Tom Torkelson, former leader of the free-spending IDEA Network, has landed in San Antonio, where he hopes to flood the city and its surrounding districts with charter schools and obliterate public schools that belong to the community. Torkelson hopes to place 150,000 students in charters, draining funding from public schools.

Not long ago, the IDEA corporate chain bought out Torkelson’s contract for $900,000. Torkrlson will be the new CEO of a local group called Choose to Succeed. “Choose to Succeed backs a portfolio of charter operators they deem high-performing including IDEA, KIPP Texas, Great Hearts Academies, and BASIS Schools.”

Torkelson will grow the charter sector and crush the local public schools, which will be nothing more than dumping grounds for the kids who can’t meet the demands of the “high-performing” charter schools that have such requirements as passing AP exams.

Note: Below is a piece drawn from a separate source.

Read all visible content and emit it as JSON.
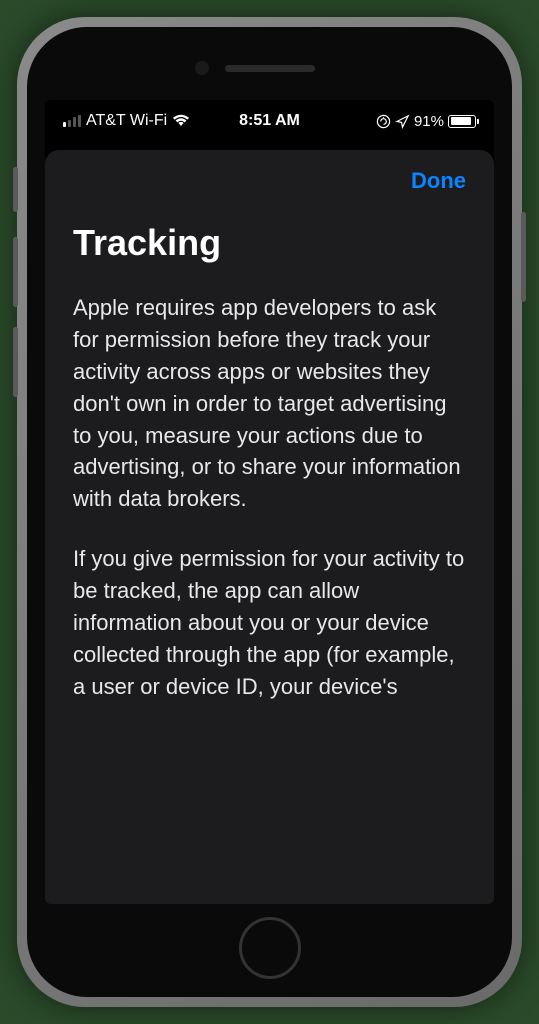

IDEA, you may recall, wanted to lease a private jet for its executives (but backed off because of bad publicity), treated them to firs-class air travel, spent $400,000 a year for premium seats at professional basketball games, was gifted with nearly $250 million by Betsy DeVos from the federal Charter Schools Program. IDEA picked up nearly $5 million from the Walton Family Foundation. Money, money, money!

As the largest charter school network in Texas fights to keep its momentum to open new campuses amid backlash caused by its controversial spending decisions, its ex-CEO has landed in San Antonio.

Tom Torkelson, who co-founded IDEA Public Schools and led the network for two decades before stepping down in April, is now CEO of Choose to Succeed, a nonprofit organization that since 2011 has been a driving force and relentless cheerleader for charter expansion here.

The group has helped raise more than $100 million to recruit high-performing charter networks to plant schools in San Antonio. Its initial focus — creating educational alternatives in the city’s low-income areas — soon widened to include every part of the city. Leaders of traditional public school districts have pushed back with increasing vigor in recent years, arguing against the need for new charters but unable to slow their growth.

Will public education survive in San Antonio? It’s doubtful.